Mon, 01/09/2023 – 15:46
PROVIDENCE, RI – In an effort to connect more small business owners to the capital they need, Rhode Island is set to receive up to $61.7 million in federal funding to promote small business growth and entrepreneurship in the Ocean State, thanks to legislation supported and passed by U.S. Senators Jack Reed and Sheldon Whitehouse and Congressman David Cicilline.

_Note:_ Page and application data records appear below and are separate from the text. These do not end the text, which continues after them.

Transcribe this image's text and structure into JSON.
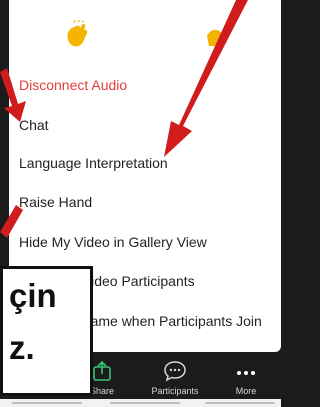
{
  "menu": {
    "items": [
      {
        "label": "Disconnect Audio",
        "style": "danger"
      },
      {
        "label": "Chat",
        "style": "normal"
      },
      {
        "label": "Language Interpretation",
        "style": "normal"
      },
      {
        "label": "Raise Hand",
        "style": "normal"
      },
      {
        "label": "Hide My Video in Gallery View",
        "style": "normal"
      },
      {
        "label": "Hide Non-Video Participants",
        "style": "normal"
      },
      {
        "label": "Show My Name when Participants Join",
        "style": "normal"
      }
    ],
    "reactions": [
      "clap-emoji-icon",
      "thumbs-up-emoji-icon"
    ]
  },
  "toolbar": {
    "items": [
      {
        "label": "Share",
        "icon": "share-icon"
      },
      {
        "label": "Participants",
        "icon": "participants-chat-icon"
      },
      {
        "label": "More",
        "icon": "more-dots-icon"
      }
    ]
  },
  "overlay": {
    "caption_lines": [
      "çin",
      "z."
    ]
  },
  "colors": {
    "danger": "#e0413a",
    "arrow": "#d01c1c",
    "share_green": "#38c172"
  }
}
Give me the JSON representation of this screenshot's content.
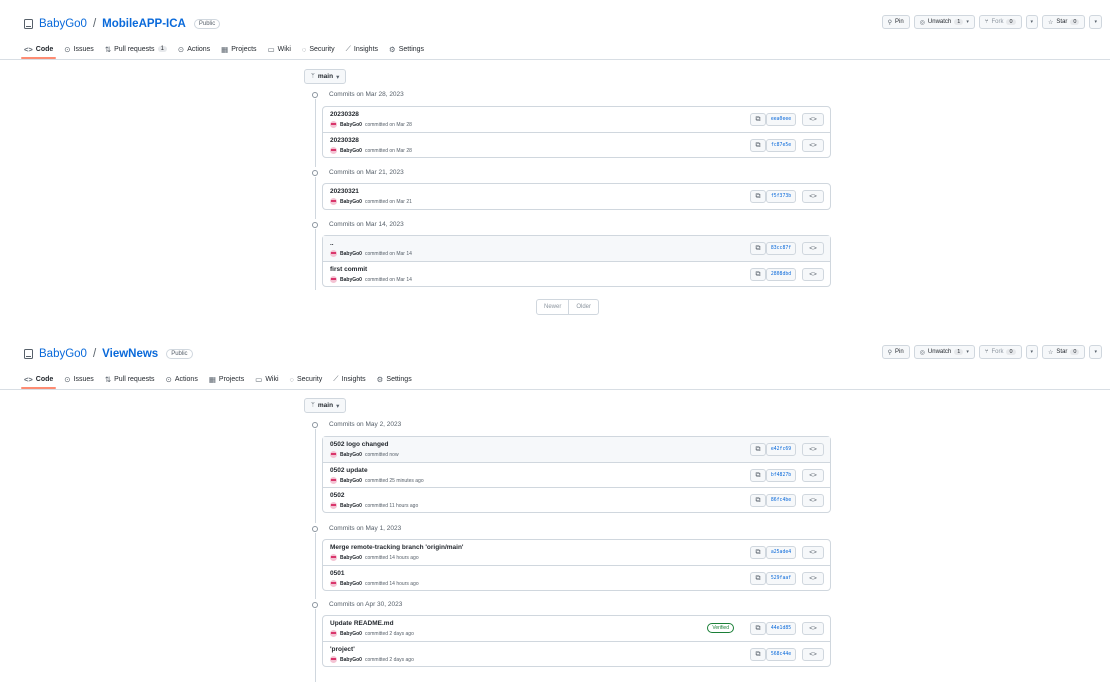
{
  "header_actions": {
    "pin": "Pin",
    "unwatch": "Unwatch",
    "unwatch_count": "1",
    "fork": "Fork",
    "fork_count": "0",
    "star": "Star",
    "star_count": "0"
  },
  "tabs": {
    "code": "Code",
    "issues": "Issues",
    "pull_requests": "Pull requests",
    "pull_requests_count": "1",
    "actions": "Actions",
    "projects": "Projects",
    "wiki": "Wiki",
    "security": "Security",
    "insights": "Insights",
    "settings": "Settings"
  },
  "pager": {
    "newer": "Newer",
    "older": "Older"
  },
  "panels": [
    {
      "owner": "BabyGo0",
      "separator": "/",
      "repo": "MobileAPP-ICA",
      "visibility": "Public",
      "branch": "main",
      "groups": [
        {
          "date": "Commits on Mar 28, 2023",
          "commits": [
            {
              "message": "20230328",
              "author": "BabyGo0",
              "when": "committed on Mar 28",
              "sha": "eea0eee"
            },
            {
              "message": "20230328",
              "author": "BabyGo0",
              "when": "committed on Mar 28",
              "sha": "fc87e5e"
            }
          ]
        },
        {
          "date": "Commits on Mar 21, 2023",
          "commits": [
            {
              "message": "20230321",
              "author": "BabyGo0",
              "when": "committed on Mar 21",
              "sha": "f5f373b"
            }
          ]
        },
        {
          "date": "Commits on Mar 14, 2023",
          "commits": [
            {
              "message": "..",
              "author": "BabyGo0",
              "when": "committed on Mar 14",
              "sha": "83cc87f"
            },
            {
              "message": "first commit",
              "author": "BabyGo0",
              "when": "committed on Mar 14",
              "sha": "2808dbd"
            }
          ]
        }
      ]
    },
    {
      "owner": "BabyGo0",
      "separator": "/",
      "repo": "ViewNews",
      "visibility": "Public",
      "branch": "main",
      "groups": [
        {
          "date": "Commits on May 2, 2023",
          "commits": [
            {
              "message": "0502 logo changed",
              "author": "BabyGo0",
              "when": "committed now",
              "sha": "e42fc69"
            },
            {
              "message": "0502 update",
              "author": "BabyGo0",
              "when": "committed 25 minutes ago",
              "sha": "bf4827b"
            },
            {
              "message": "0502",
              "author": "BabyGo0",
              "when": "committed 11 hours ago",
              "sha": "86fc4be"
            }
          ]
        },
        {
          "date": "Commits on May 1, 2023",
          "commits": [
            {
              "message": "Merge remote-tracking branch 'origin/main'",
              "author": "BabyGo0",
              "when": "committed 14 hours ago",
              "sha": "a25ade4"
            },
            {
              "message": "0501",
              "author": "BabyGo0",
              "when": "committed 14 hours ago",
              "sha": "529faaf"
            }
          ]
        },
        {
          "date": "Commits on Apr 30, 2023",
          "commits": [
            {
              "message": "Update README.md",
              "author": "BabyGo0",
              "when": "committed 2 days ago",
              "sha": "44e1d85",
              "badge": "Verified"
            },
            {
              "message": "'project'",
              "author": "BabyGo0",
              "when": "committed 2 days ago",
              "sha": "568c44e"
            }
          ]
        }
      ]
    }
  ]
}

Reed, Whitehouse, and Cicilline lauded U.S. Treasury’s approval of Rhode Island’s application to receive State Small Business Credit Initiative (SSBCI) funds in the latest round of funding. Reed and Whitehouse voted to set up the original SSBCI program in 2010 and they, along with Congressman Cicilline, helped reauthorize it and deliver a $10 billion pool in SSBCI funding as part of the American Rescue Plan Act, which was signed into law by President Biden on March 11, 2021.
The federal SSBCI funding will help small businesses access the capital they need to grow and create jobs.
SSBCI investment programs require a ratio of 10 dollars of private capital investment for every dollar of federal funding invested.
“This new injection of federal funds will help small business owners and entrepreneurs access the capital they need to grow their businesses. It offers seed funding to turn promising business ideas into action, jobs, and opportunities,” said Senator Reed. “This new pool of small business financing can be leveraged to connect small businesses to additional private capital investment. It will have a positive impact on economic development, helping Main Street businesses, neighborhoods, and communities that need it most.”
“We helped secure this federal funding to foster Rhode Island’s entrepreneurial spirit and improve access to start-up capital,” said Senator Whitehouse. “This investment will empower our small business community to create jobs and grow the economy in a way that brings underserved communities along.”
“Small businesses are the backbone of Rhode Island’s economy. This federal funding will help our entrepreneurs, family-run businesses, and small firms – especially those that have been historically underserved – access new resources and supports,” said Congressman Cicilline. “The initiative will help equitably strengthen the state’s economy and support hardworking Rhode Islanders. I look forward to seeing these investments make their way into our communities and neighborhood businesses.”
SSBCI was first created under President Obama as part of the Small Business Jobs Act, which became law on September 27, 2010. Under the program, the Treasury Department allocated $1.5 billion to fund state programs across the country that support small businesses, including small manufacturers.
As a result of that law, over $13 million in SSBCI funds were made available to Rhode Island to support businesses and the local economy. Rhode Island used the first SSBCI funding wave years ago to leverage $15 in outside financing for each $1 in SSBCI funds invested; providing nearly 90 loans/investments to small businesses; with a median principal loan/investment of $70,545.
Under the law, each state designs its own small business programs, and Rhode Island has implemented credit and equity initiatives to fund small business credit expansion activities in the state.
The state will be responsible for allocating the federal funds and plans to target SSBCI funds to help underserved businesses and entrepreneurs across Rhode Island. The state will use its SSBCI funds to deliver loans to underserved small businesses and will partner with proven private entities to identify and boost local early-stage and high-growth firms.
The Rhode Island Commerce Corporation has hired the Council of Development Finance Agencies, which works with state governments and municipalities, and Cromwell Schmisseuer, a venture capital firm, to advise the state on program implementation. It has published a request for proposal (RFP) to identify partners and launch SSBCI-funded programs later in 2023 and beyond.
For more information on SSBCI and Treasury’s other small business programs, please visit: https://home.treasury.gov/policy-issues/small-business-programs/state-small-business-credit-initiative-ssbci
Jobs and the Economy